Englehart chose some sort of old English form (which is certainly debatable, I'm sure) of speech for the Golden Archer. The "real" Golden Archer had actually appeared in Avengers #85 as part of the Squadron Supreme. His costume was different from what we see here; the next time we'll see the Archer, he will be in this same outfit. I liked the Archer's depiction here -- very much a swashbuckler, and the fact that he was stalking Cap and could turn up at any time was fun. In fact, the Archer seemed to know some of Steve Roger's habits, patterns of movement...
I was not enough of a regular Cap reader to make too much of a judgement on the Steve/Sharon/Peggy love triangle, but I will say that from a distance the Steve and Sharon pairing made more sense than the Steve and Peggy relationship. That being said, Steve seemed to sort of take advantage of his fountain of youth, trading in for a younger model. His prerogative of course, but the ditching of Peggy in this issue seemed cruel. Come to think of it, why is that in the "good" category? I guess because the relationship, any relationship, humanizes Cap -- he of the "duty first" devotion.
Although the Falcon's solo adventures were on hold for 90% of this issue, I really liked in this era that he got to be featured as his own guy. A solo series would have been an easy sell to me in the Bronze Age; I enjoyed his one-off in Marvel Premiere.
Lastly, the big reveal at the end of Hawkeye as the Golden Archer, rubber mask and all, was excellent. What a dopey scene. Sure enough -- ol' Hawk's mask popped right up into form, no mashing or flattening at all. It's just silly -- silly as a Silver Age DC -- but I love it. And I loved how Hawkeye threw some shade at Thor's Asgardian-speak.

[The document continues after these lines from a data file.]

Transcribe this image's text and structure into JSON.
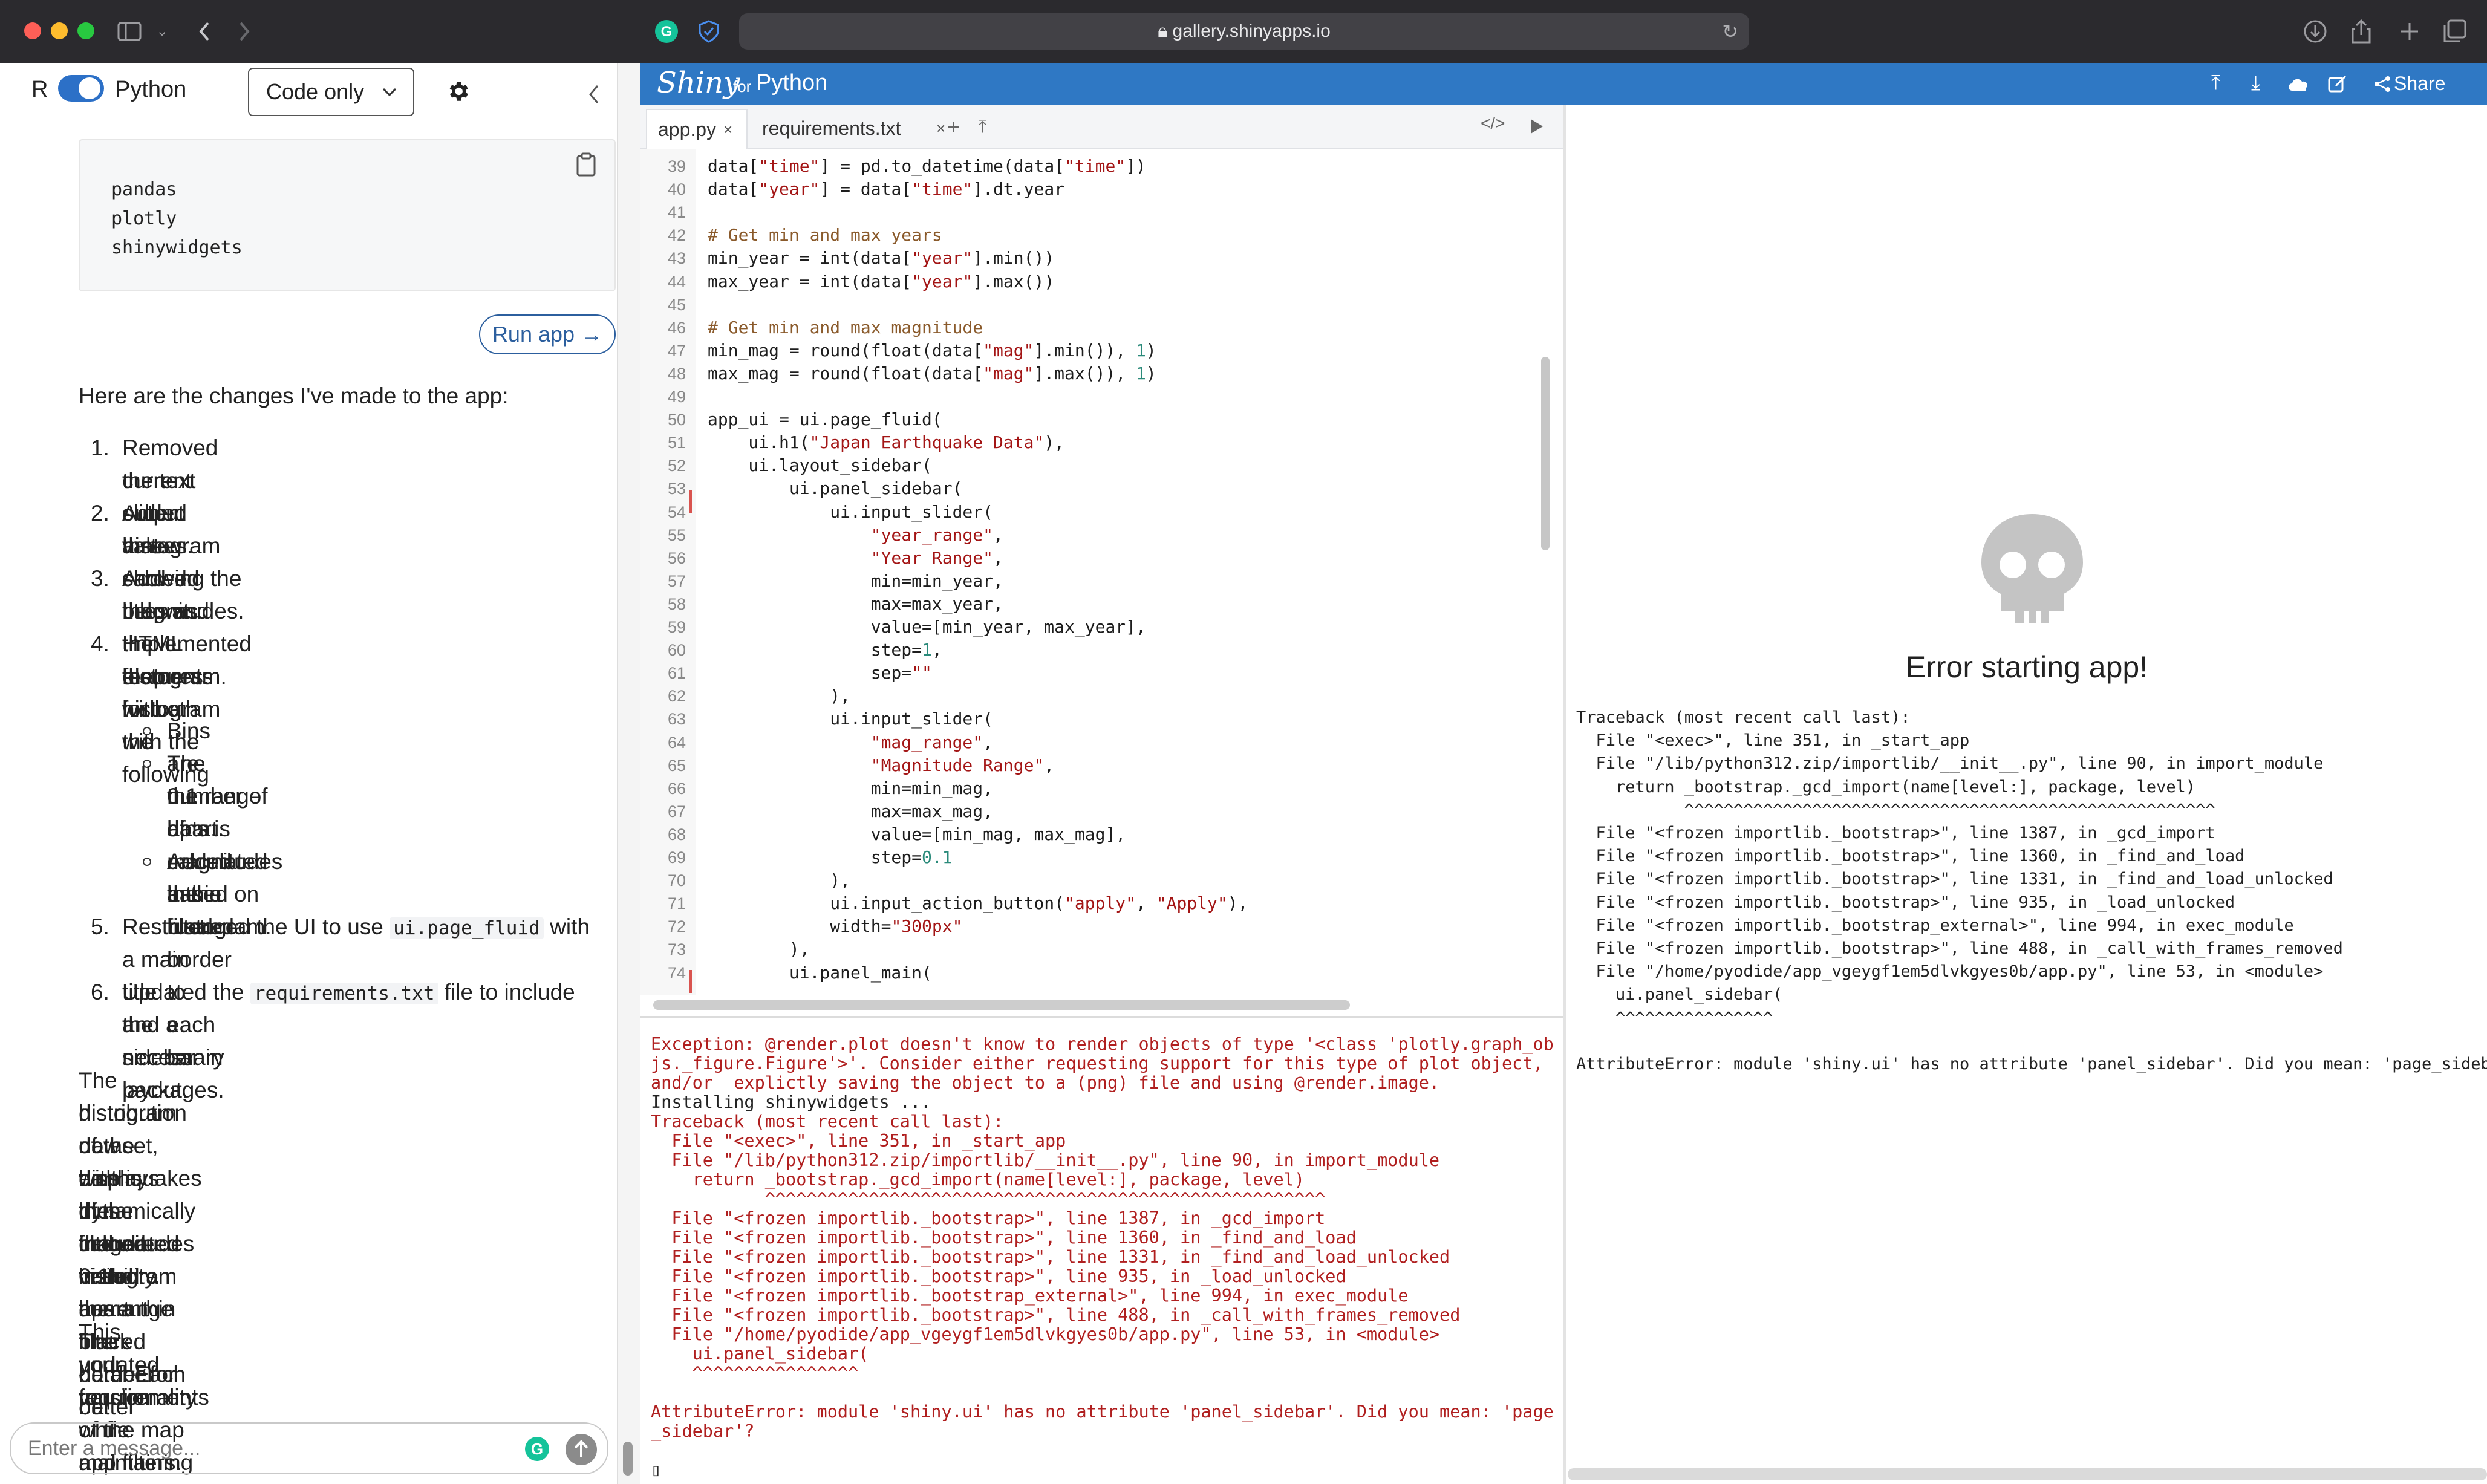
{
  "browser": {
    "url": "gallery.shinyapps.io",
    "icons": [
      "sidebar-icon",
      "back-icon",
      "forward-icon",
      "grammarly-icon",
      "shield-icon",
      "lock-icon",
      "reload-icon",
      "download-icon",
      "share-icon",
      "new-tab-icon",
      "tabs-icon"
    ]
  },
  "chat": {
    "lang_r": "R",
    "lang_python": "Python",
    "mode": "Code only",
    "code_lines": [
      "pandas",
      "plotly",
      "shinywidgets"
    ],
    "run_app": "Run app →",
    "intro": "Here are the changes I've made to the app:",
    "items": [
      {
        "n": "1.",
        "lines": [
          "Removed the text output that showed the",
          "current slider values."
        ]
      },
      {
        "n": "2.",
        "lines": [
          "Added a new card below the map with a",
          "histogram showing the magnitudes."
        ]
      },
      {
        "n": "3.",
        "lines": [
          "Added titles as HTML elements for both the",
          "map and the histogram."
        ]
      },
      {
        "n": "4.",
        "lines": [
          "Implemented the histogram with the following",
          "features:"
        ]
      }
    ],
    "subitems": [
      {
        "lines": [
          "Bins are 0.1 apart."
        ]
      },
      {
        "lines": [
          "The number of bins is calculated based on",
          "the range of magnitudes in the filtered",
          "data."
        ]
      },
      {
        "lines": [
          "Added a thin black border to each bar in",
          "the histogram."
        ]
      }
    ],
    "item5": {
      "n": "5.",
      "pre": "Restructured the UI to use ",
      "code": "ui.page_fluid",
      "post": " with",
      "line2": "a main title and a sidebar layout."
    },
    "item6": {
      "n": "6.",
      "pre": "Updated the ",
      "code": "requirements.txt",
      "post": " file to include",
      "line2": "the necessary packages."
    },
    "para1": [
      "The histogram now displays the magnitude",
      "distribution of the earthquakes in the filtered",
      "dataset, with bins that are 0.1 apart. The number of",
      "bins is dynamically calculated based on the range",
      "of magnitudes in the current filtered data. Each bar",
      "in the histogram has a thin black border for better",
      "visibility."
    ],
    "para2": [
      "This updated version of the app should meet all",
      "your requirements while maintaining the",
      "functionality of the map and filters."
    ],
    "placeholder": "Enter a message..."
  },
  "shiny": {
    "logo": "Shiny",
    "for": "for",
    "python": "Python",
    "share": "Share",
    "tabs": [
      "app.py",
      "requirements.txt"
    ]
  },
  "editor": {
    "first_line": 39,
    "lines": [
      "data[\"time\"] = pd.to_datetime(data[\"time\"])",
      "data[\"year\"] = data[\"time\"].dt.year",
      "",
      "# Get min and max years",
      "min_year = int(data[\"year\"].min())",
      "max_year = int(data[\"year\"].max())",
      "",
      "# Get min and max magnitude",
      "min_mag = round(float(data[\"mag\"].min()), 1)",
      "max_mag = round(float(data[\"mag\"].max()), 1)",
      "",
      "app_ui = ui.page_fluid(",
      "    ui.h1(\"Japan Earthquake Data\"),",
      "    ui.layout_sidebar(",
      "        ui.panel_sidebar(",
      "            ui.input_slider(",
      "                \"year_range\",",
      "                \"Year Range\",",
      "                min=min_year,",
      "                max=max_year,",
      "                value=[min_year, max_year],",
      "                step=1,",
      "                sep=\"\"",
      "            ),",
      "            ui.input_slider(",
      "                \"mag_range\",",
      "                \"Magnitude Range\",",
      "                min=min_mag,",
      "                max=max_mag,",
      "                value=[min_mag, max_mag],",
      "                step=0.1",
      "            ),",
      "            ui.input_action_button(\"apply\", \"Apply\"),",
      "            width=\"300px\"",
      "        ),",
      "        ui.panel_main("
    ]
  },
  "console": {
    "lines": [
      "Exception: @render.plot doesn't know to render objects of type '<class 'plotly.graph_ob",
      "js._figure.Figure'>'. Consider either requesting support for this type of plot object,",
      "and/or  explictly saving the object to a (png) file and using @render.image.",
      "Installing shinywidgets ...",
      "Traceback (most recent call last):",
      "  File \"<exec>\", line 351, in _start_app",
      "  File \"/lib/python312.zip/importlib/__init__.py\", line 90, in import_module",
      "    return _bootstrap._gcd_import(name[level:], package, level)",
      "           ^^^^^^^^^^^^^^^^^^^^^^^^^^^^^^^^^^^^^^^^^^^^^^^^^^^^^^",
      "  File \"<frozen importlib._bootstrap>\", line 1387, in _gcd_import",
      "  File \"<frozen importlib._bootstrap>\", line 1360, in _find_and_load",
      "  File \"<frozen importlib._bootstrap>\", line 1331, in _find_and_load_unlocked",
      "  File \"<frozen importlib._bootstrap>\", line 935, in _load_unlocked",
      "  File \"<frozen importlib._bootstrap_external>\", line 994, in exec_module",
      "  File \"<frozen importlib._bootstrap>\", line 488, in _call_with_frames_removed",
      "  File \"/home/pyodide/app_vgeygf1em5dlvkgyes0b/app.py\", line 53, in <module>",
      "    ui.panel_sidebar(",
      "    ^^^^^^^^^^^^^^^^",
      "",
      "AttributeError: module 'shiny.ui' has no attribute 'panel_sidebar'. Did you mean: 'page",
      "_sidebar'?",
      "",
      "▯"
    ]
  },
  "preview": {
    "title": "Error starting app!",
    "lines": [
      "Traceback (most recent call last):",
      "  File \"<exec>\", line 351, in _start_app",
      "  File \"/lib/python312.zip/importlib/__init__.py\", line 90, in import_module",
      "    return _bootstrap._gcd_import(name[level:], package, level)",
      "           ^^^^^^^^^^^^^^^^^^^^^^^^^^^^^^^^^^^^^^^^^^^^^^^^^^^^^^",
      "  File \"<frozen importlib._bootstrap>\", line 1387, in _gcd_import",
      "  File \"<frozen importlib._bootstrap>\", line 1360, in _find_and_load",
      "  File \"<frozen importlib._bootstrap>\", line 1331, in _find_and_load_unlocked",
      "  File \"<frozen importlib._bootstrap>\", line 935, in _load_unlocked",
      "  File \"<frozen importlib._bootstrap_external>\", line 994, in exec_module",
      "  File \"<frozen importlib._bootstrap>\", line 488, in _call_with_frames_removed",
      "  File \"/home/pyodide/app_vgeygf1em5dlvkgyes0b/app.py\", line 53, in <module>",
      "    ui.panel_sidebar(",
      "    ^^^^^^^^^^^^^^^^",
      "",
      "AttributeError: module 'shiny.ui' has no attribute 'panel_sidebar'. Did you mean: 'page_sidebar'?"
    ]
  }
}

The Bad: Wait, you say -- you didn't talk about the art. You are correct. I saved it for this space. Oh it isn't bad bad. In fact, it's really pretty consistent from what we'd seen throughout the "Secret Empire" arc. But for whatever reason, in this issue I am seeing Sal Buscema and I am seeing Vince Colletta. Not a conglomeration of the two, as in previous issues. Instead, I just see Sal's forms and Vinnie's feathery inks. There's no blending here. It's tough to put my finger on, and I don't know if you'll get the same vibe from the art samples provided (perhaps my best example is the full page scan at the top of the post). But if you use the link just above and check out some of the books from a few months prior, I think you'll see that Vinnie's inks were a little heavier in general. I just see all the featheriness that many of his detractors cry out about. So it's not awful. But I noticed. In my opinion, I shouldn't notice. I should see the combination, the sum of the parts, and it should be pleasing to me as an art gestalt. Tell me if I'm off base.
The Ugly: Nuthin'. Unless you thought Steve was a HUGE jerk to Peggy. Then you might be mad.
Overall this was another fun one. I have come to really enjoy most of the solo adventures of my favorite Avengers -- Cap, Iron Man, and Thor. There were some solid creators on those books in the Bronze Age. Sure, sometimes there was a little hit-and-miss, but more often than not one could certainly get their quarter's worth of fun. Makes me want to be a kid again and feel that as I stand in front of the drug stores shelves.
Happy Labor Day to our Stateside friends. Enjoy the holiday!